The plaques on the walls around this Chamber tell a story of sacrifice. They tell a story of those who lost their lives in service of this country—28-year-old Constable Matthew Dennis Hunt was also killed serving New Zealand. As Waitematā district commander Naila Hassan said at the weekend, “there is no higher price.” It is a debt that we can never repay.

On behalf of the Government and people of New Zealand, we acknowledge the grief of Matt’s family. We offer our wholehearted sympathies to them, including those family members who have travelled recently to New Zealand, and we grieve for Matt alongside the wider police family. Many of his colleagues from Waitematā district attended a karakia and haka on Sunday at the site where he lost his life. Their strong showing of support speaks to how much Matthew was loved and respected. Along with the outpouring of grief across Tāmaki Makaurau and throughout Aotearoa, police have received messages of support from the global police family as well. After all, to lose a police officer is to lose someone working for all of us, but it’s also a family member, someone’s loved one, and a friend.

I want to thank those who were first on the scene, who tried to help, including the health professionals who worked to treat the officers and also the bystander who was injured. Matt’s death has moved people the length of this country. It touched the members of the Blues rugby team who honoured him with black armbands on Saturday—a team he had supported only recently at Eden Park.
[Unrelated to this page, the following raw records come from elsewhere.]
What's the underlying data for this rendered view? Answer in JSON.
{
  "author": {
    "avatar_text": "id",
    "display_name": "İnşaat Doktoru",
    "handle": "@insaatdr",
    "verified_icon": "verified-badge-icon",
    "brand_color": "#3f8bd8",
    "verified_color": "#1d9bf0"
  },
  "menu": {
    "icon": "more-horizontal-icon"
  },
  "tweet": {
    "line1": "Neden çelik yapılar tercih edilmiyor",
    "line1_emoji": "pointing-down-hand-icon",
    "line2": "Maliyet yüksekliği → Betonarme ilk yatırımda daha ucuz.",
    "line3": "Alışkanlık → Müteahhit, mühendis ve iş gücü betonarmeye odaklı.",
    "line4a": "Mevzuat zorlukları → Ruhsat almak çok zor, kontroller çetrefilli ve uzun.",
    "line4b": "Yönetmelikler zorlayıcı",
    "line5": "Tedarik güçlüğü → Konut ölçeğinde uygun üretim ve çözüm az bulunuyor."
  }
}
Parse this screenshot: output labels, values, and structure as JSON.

I’m told Matt loved sport and that it was no coincidence his OE took place in London in time for the Rugby World Cup five years ago. His OE was part of a bigger plan to get some life experience suggested to him by a police officer when he first expressed an interest in joining the police. When he finally applied, the person who did his recruitment interview noted that he was “a mature and skilled professional with a developed sense of resilience, excellent problem solving skills, and the ability to perform under pressure.”

He had the ideal qualities of a police officer—not just a police officer; someone who understood and served his community. Matt’s previous experience was as a case manager for the Department of Corrections. He helped with the day-to-day operation of our court system as a registry support officer. His former colleagues at Corrections spoke of his star quality, and that as well as being smart, he had a good way with people. They got the impression he was born to work in the justice sector. His role as a case manager meant he worked alongside people to manage their rehabilitation and reintegration back into the community. It’s no surprise his BA major was in criminology and conflict resolution. His boss at Corrections promised to keep a desk warm for him if he didn’t enjoy his police career.
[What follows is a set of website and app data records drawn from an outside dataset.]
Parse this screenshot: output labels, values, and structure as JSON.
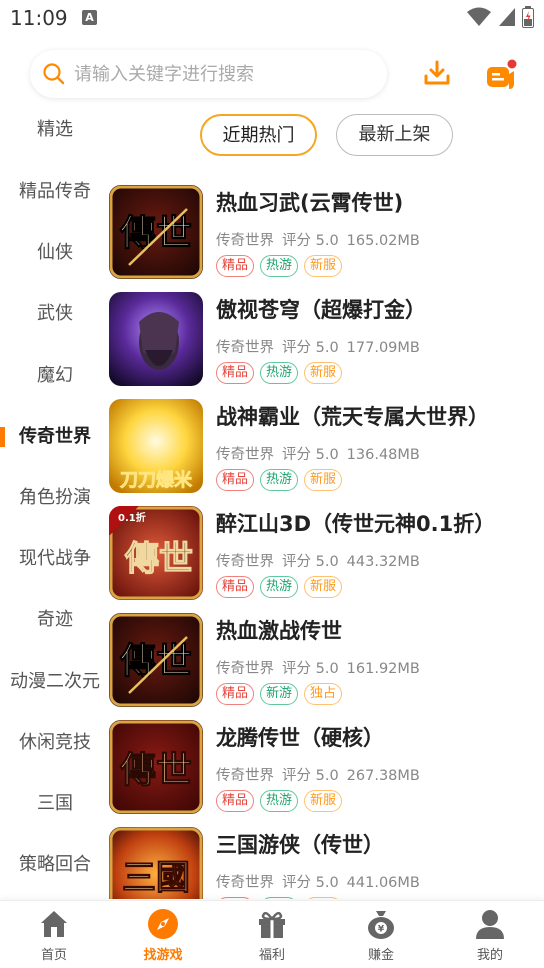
{
  "status": {
    "time": "11:09",
    "notification_letter": "A"
  },
  "search": {
    "placeholder": "请输入关键字进行搜索"
  },
  "sidebar": {
    "items": [
      {
        "label": "精选"
      },
      {
        "label": "精品传奇"
      },
      {
        "label": "仙侠"
      },
      {
        "label": "武侠"
      },
      {
        "label": "魔幻"
      },
      {
        "label": "传奇世界"
      },
      {
        "label": "角色扮演"
      },
      {
        "label": "现代战争"
      },
      {
        "label": "奇迹"
      },
      {
        "label": "动漫二次元"
      },
      {
        "label": "休闲竞技"
      },
      {
        "label": "三国"
      },
      {
        "label": "策略回合"
      }
    ],
    "active_index": 5
  },
  "tabs": {
    "hot": "近期热门",
    "new": "最新上架"
  },
  "games": [
    {
      "title": "热血习武(云霄传世)",
      "category": "传奇世界",
      "rating": "评分 5.0",
      "size": "165.02MB",
      "tags": [
        "精品",
        "热游",
        "新服"
      ],
      "tag_styles": [
        "red",
        "green",
        "orange"
      ],
      "icon_text": "傳世",
      "icon_style": "dark-red"
    },
    {
      "title": "傲视苍穹（超爆打金）",
      "category": "传奇世界",
      "rating": "评分 5.0",
      "size": "177.09MB",
      "tags": [
        "精品",
        "热游",
        "新服"
      ],
      "tag_styles": [
        "red",
        "green",
        "orange"
      ],
      "icon_text": "",
      "icon_style": "purple"
    },
    {
      "title": "战神霸业（荒天专属大世界）",
      "category": "传奇世界",
      "rating": "评分 5.0",
      "size": "136.48MB",
      "tags": [
        "精品",
        "热游",
        "新服"
      ],
      "tag_styles": [
        "red",
        "green",
        "orange"
      ],
      "icon_text": "刀刀爆米",
      "icon_style": "gold"
    },
    {
      "title": "醉江山3D（传世元神0.1折）",
      "category": "传奇世界",
      "rating": "评分 5.0",
      "size": "443.32MB",
      "tags": [
        "精品",
        "热游",
        "新服"
      ],
      "tag_styles": [
        "red",
        "green",
        "orange"
      ],
      "icon_text": "傳世",
      "icon_badge": "0.1折",
      "icon_style": "red"
    },
    {
      "title": "热血激战传世",
      "category": "传奇世界",
      "rating": "评分 5.0",
      "size": "161.92MB",
      "tags": [
        "精品",
        "新游",
        "独占"
      ],
      "tag_styles": [
        "red",
        "green",
        "orange"
      ],
      "icon_text": "傳世",
      "icon_style": "dark-red"
    },
    {
      "title": "龙腾传世（硬核）",
      "category": "传奇世界",
      "rating": "评分 5.0",
      "size": "267.38MB",
      "tags": [
        "精品",
        "热游",
        "新服"
      ],
      "tag_styles": [
        "red",
        "green",
        "orange"
      ],
      "icon_text": "傳世",
      "icon_style": "maroon"
    },
    {
      "title": "三国游侠（传世）",
      "category": "传奇世界",
      "rating": "评分 5.0",
      "size": "441.06MB",
      "tags": [
        "精品",
        "热游",
        "新服"
      ],
      "tag_styles": [
        "red",
        "green",
        "orange"
      ],
      "icon_text": "三國",
      "icon_style": "fire"
    }
  ],
  "nav": [
    {
      "label": "首页",
      "icon": "home-icon"
    },
    {
      "label": "找游戏",
      "icon": "compass-icon",
      "active": true
    },
    {
      "label": "福利",
      "icon": "gift-icon"
    },
    {
      "label": "赚金",
      "icon": "money-bag-icon"
    },
    {
      "label": "我的",
      "icon": "user-icon"
    }
  ],
  "colors": {
    "accent": "#ff7a00",
    "tag_red": "#e6453c",
    "tag_green": "#1fa56f",
    "tag_orange": "#ff9a1f"
  }
}
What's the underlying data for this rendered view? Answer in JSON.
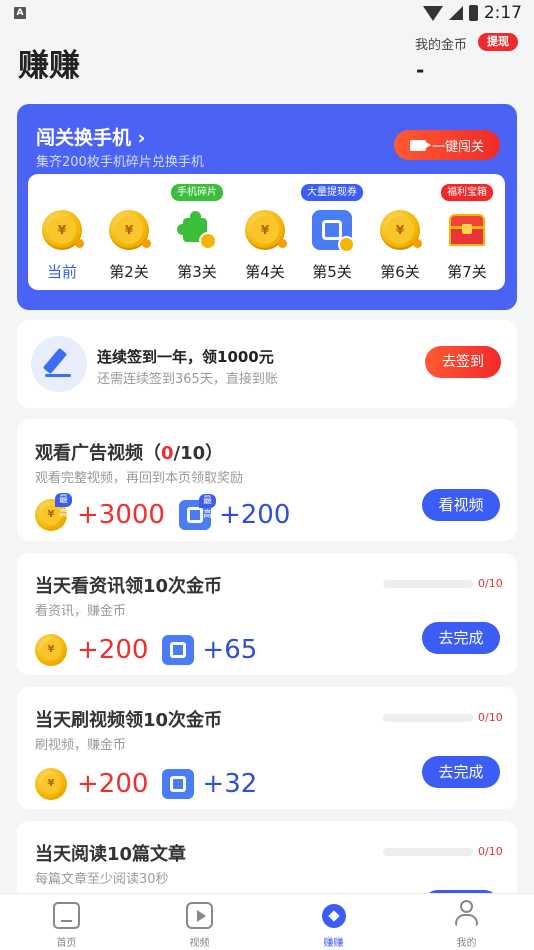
{
  "status": {
    "time": "2:17"
  },
  "header": {
    "title": "赚赚",
    "coins_label": "我的金币",
    "withdraw_label": "提现",
    "coins_value": "-"
  },
  "level_card": {
    "title": "闯关换手机",
    "subtitle": "集齐200枚手机碎片兑换手机",
    "button_label": "一键闯关",
    "levels": [
      {
        "label": "当前",
        "icon": "coin-icon",
        "tag": ""
      },
      {
        "label": "第2关",
        "icon": "coin-icon",
        "tag": ""
      },
      {
        "label": "第3关",
        "icon": "puzzle-icon",
        "tag": "手机碎片"
      },
      {
        "label": "第4关",
        "icon": "coin-icon",
        "tag": ""
      },
      {
        "label": "第5关",
        "icon": "ticket-icon",
        "tag": "大量提现券"
      },
      {
        "label": "第6关",
        "icon": "coin-icon",
        "tag": ""
      },
      {
        "label": "第7关",
        "icon": "chest-icon",
        "tag": "福利宝箱"
      }
    ],
    "tag_colors": {
      "手机碎片": "#3bbf3b",
      "大量提现券": "#3b5cf5",
      "福利宝箱": "#f02a2a"
    }
  },
  "signin": {
    "title": "连续签到一年，领1000元",
    "subtitle": "还需连续签到365天，直接到账",
    "button_label": "去签到"
  },
  "tasks": [
    {
      "title_prefix": "观看广告视频（",
      "title_count": "0",
      "title_suffix": "/10）",
      "subtitle": "观看完整视频，再回到本页领取奖励",
      "coin_reward": "+3000",
      "ticket_reward": "+200",
      "coin_tag": "最高",
      "ticket_tag": "最高",
      "button_label": "看视频"
    },
    {
      "title": "当天看资讯领10次金币",
      "subtitle": "看资讯，赚金币",
      "coin_reward": "+200",
      "ticket_reward": "+65",
      "progress_text": "0/10",
      "progress_fraction": 0,
      "button_label": "去完成"
    },
    {
      "title": "当天刷视频领10次金币",
      "subtitle": "刷视频，赚金币",
      "coin_reward": "+200",
      "ticket_reward": "+32",
      "progress_text": "0/10",
      "progress_fraction": 0,
      "button_label": "去完成"
    },
    {
      "title": "当天阅读10篇文章",
      "subtitle": "每篇文章至少阅读30秒",
      "progress_text": "0/10",
      "progress_fraction": 0
    }
  ],
  "coin_symbol": "¥",
  "tabbar": [
    {
      "label": "首页",
      "icon": "home-icon",
      "active": false
    },
    {
      "label": "视频",
      "icon": "video-icon",
      "active": false
    },
    {
      "label": "赚赚",
      "icon": "earn-icon",
      "active": true
    },
    {
      "label": "我的",
      "icon": "profile-icon",
      "active": false
    }
  ]
}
When he was accepted into recruit wing 312 at the Royal New Zealand Police College in late 2017, he went through his training with Tā Mark Solomon as his wing patron. Tā Mark recalls that when he first met the 60 aspiring new recruits, he was immediately struck by the passion they had for their new career. Matt did, indeed, have a star quality—a star that was taken too soon. To quote “For the Fallen”:

To the innermost heart of their own land they are known

As the stars are known to the Night;

Haere atu rā, Matt.

MIL OSI